Why Cook with Beer?

Contributed by Kate Dowhan

I remember one of my first times cooking with beer. I had come home from university one wintry weekend and wanted to make a creamy potato soup for my family. While cooking, I decided to add a bit of pale ale to the pot as I knew this style’s substantial malt presence would complement the rich earthiness of PEI potatoes. They worked together to create a wonderful hearty soup that my family thoroughly enjoyed. It tasted good, really good.

For many people, their favourite way to appreciate beer is from a glass but I hope to inspire you to reach for beer the next time you are cooking. Beer makes a great drink but is also a great ingredient to cook with!

You might ask, why cook with beer?


Beer adds a more complex depth of flavour to a finished creation. It lends itself to the rich flavours of soups, stews and pastas while light and sweeter beers can be used in desserts. The spicy, fragrant flavours in many beer varieties compliment curries, chicken or even fish. If a recipe calls for a liquid, such as wine, stock, milk, water; you can substitute with beer.

Today, partly due to the growing craft beer industry, beer has become as complex a beverage as wine. Its flavour can be as pronounced, bold, sweet or bitter as the most intricate bottle of wine. It is a nice feeling to think that you can take something that you enjoy to drink and work with it in other ways. Beer can be used to transform, elevate or strengthen various ingredients into a beautiful and inspiring finished creation.

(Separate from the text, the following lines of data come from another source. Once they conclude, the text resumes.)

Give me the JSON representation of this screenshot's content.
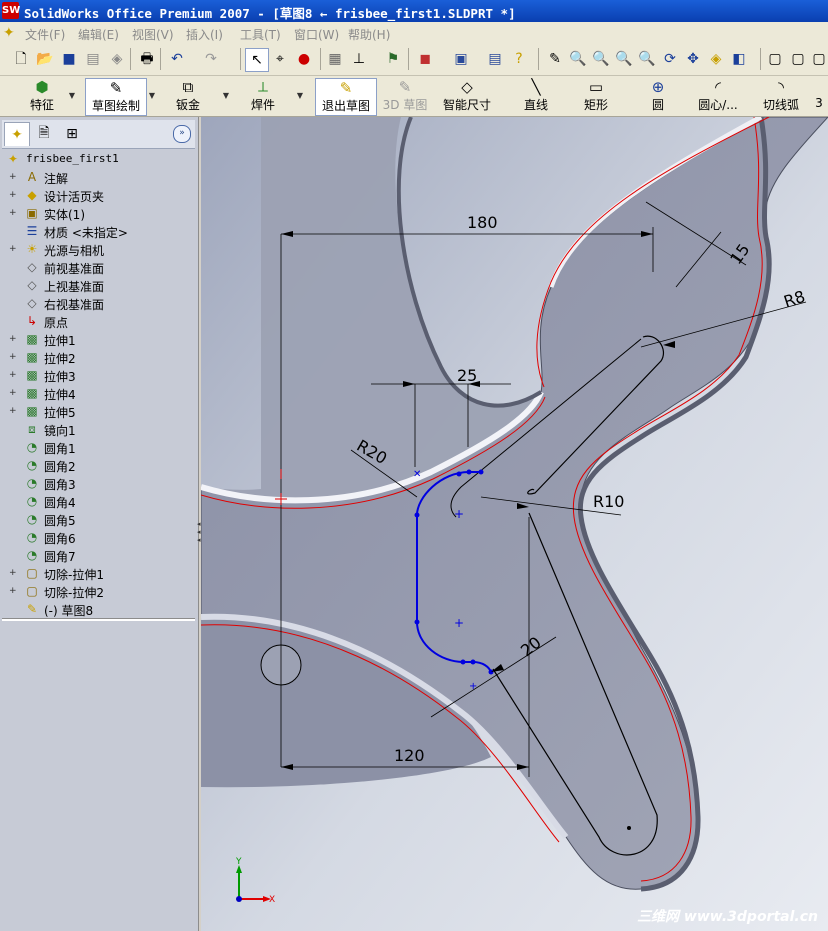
{
  "window": {
    "app_icon_text": "SW",
    "title": "SolidWorks Office Premium 2007 - [草图8 ← frisbee_first1.SLDPRT *]"
  },
  "menubar": {
    "items": [
      "文件(F)",
      "编辑(E)",
      "视图(V)",
      "插入(I)",
      "工具(T)",
      "窗口(W)",
      "帮助(H)"
    ]
  },
  "commandmanager": {
    "buttons": [
      {
        "label": "特征",
        "icon": "feature-icon"
      },
      {
        "label": "草图绘制",
        "icon": "sketch-icon"
      },
      {
        "label": "钣金",
        "icon": "sheetmetal-icon"
      },
      {
        "label": "焊件",
        "icon": "weldment-icon"
      },
      {
        "label": "退出草图",
        "icon": "exit-sketch-icon"
      },
      {
        "label": "3D 草图",
        "icon": "3d-sketch-icon"
      },
      {
        "label": "智能尺寸",
        "icon": "smart-dimension-icon"
      },
      {
        "label": "直线",
        "icon": "line-icon"
      },
      {
        "label": "矩形",
        "icon": "rectangle-icon"
      },
      {
        "label": "圆",
        "icon": "circle-icon"
      },
      {
        "label": "圆心/...",
        "icon": "centerpoint-arc-icon"
      },
      {
        "label": "切线弧",
        "icon": "tangent-arc-icon"
      },
      {
        "label": "3",
        "icon": ""
      }
    ]
  },
  "feature_tree": {
    "root": "frisbee_first1",
    "items": [
      {
        "label": "注解",
        "icon": "annotations-icon",
        "expandable": true
      },
      {
        "label": "设计活页夹",
        "icon": "design-binder-icon",
        "expandable": true
      },
      {
        "label": "实体(1)",
        "icon": "solid-bodies-icon",
        "expandable": true
      },
      {
        "label": "材质 <未指定>",
        "icon": "material-icon",
        "expandable": false
      },
      {
        "label": "光源与相机",
        "icon": "lights-cameras-icon",
        "expandable": true
      },
      {
        "label": "前视基准面",
        "icon": "plane-icon",
        "expandable": false
      },
      {
        "label": "上视基准面",
        "icon": "plane-icon",
        "expandable": false
      },
      {
        "label": "右视基准面",
        "icon": "plane-icon",
        "expandable": false
      },
      {
        "label": "原点",
        "icon": "origin-icon",
        "expandable": false
      },
      {
        "label": "拉伸1",
        "icon": "extrude-icon",
        "expandable": true
      },
      {
        "label": "拉伸2",
        "icon": "extrude-icon",
        "expandable": true
      },
      {
        "label": "拉伸3",
        "icon": "extrude-icon",
        "expandable": true
      },
      {
        "label": "拉伸4",
        "icon": "extrude-icon",
        "expandable": true
      },
      {
        "label": "拉伸5",
        "icon": "extrude-icon",
        "expandable": true
      },
      {
        "label": "镜向1",
        "icon": "mirror-icon",
        "expandable": false
      },
      {
        "label": "圆角1",
        "icon": "fillet-icon",
        "expandable": false
      },
      {
        "label": "圆角2",
        "icon": "fillet-icon",
        "expandable": false
      },
      {
        "label": "圆角3",
        "icon": "fillet-icon",
        "expandable": false
      },
      {
        "label": "圆角4",
        "icon": "fillet-icon",
        "expandable": false
      },
      {
        "label": "圆角5",
        "icon": "fillet-icon",
        "expandable": false
      },
      {
        "label": "圆角6",
        "icon": "fillet-icon",
        "expandable": false
      },
      {
        "label": "圆角7",
        "icon": "fillet-icon",
        "expandable": false
      },
      {
        "label": "切除-拉伸1",
        "icon": "cut-extrude-icon",
        "expandable": true
      },
      {
        "label": "切除-拉伸2",
        "icon": "cut-extrude-icon",
        "expandable": true
      },
      {
        "label": "(-) 草图8",
        "icon": "sketch-icon",
        "expandable": false
      }
    ]
  },
  "dimensions": {
    "d180": "180",
    "d15": "15",
    "r8": "R8",
    "d25": "25",
    "r20": "R20",
    "r10": "R10",
    "d20": "20",
    "d120": "120"
  },
  "triad": {
    "y_label": "Y",
    "x_label": "X"
  },
  "watermark": "三维网 www.3dportal.cn",
  "colors": {
    "title_bar": "#0a3fb0",
    "viewport_bg": "#c8cfdc",
    "part_face": "#9a9fb0",
    "edge_red": "#e00000",
    "sketch_blue": "#0000e0"
  }
}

Beer and wine act a lot like salt in terms of their ability to bring out different flavours in food. Instead of wine, you can use beer to “deglaze” a pan. For example, when making a rich finishing sauce to serve alongside meat, sear the meat and pour beer into the pan and let it simmer. The presence of alcohol helps to transfer additional flavour from the meat to the sauce.

Many people think that when adding alcohol to a dish; the alcohol is completely evaporated or burned off, however, that’s not entirely true. Beer’s flavours: the hops, spices, fruit, barley and yeast are all transferred to a dish when you cook with it. How much of that flavour is retained is dependent on the cooking time, the amount of heat applied and truly how much alcohol was added. For instance, if you are cooking with beer in a recipe and the mixture is simmered for a period of time the beer flavour will be apparent but not as much as if you flambé fruit with beer.

It’s simple, if you enjoy beer to drink you will likely enjoy it in your recipes. Even if you do not drink beer you may like what it can do to your favourite dishes.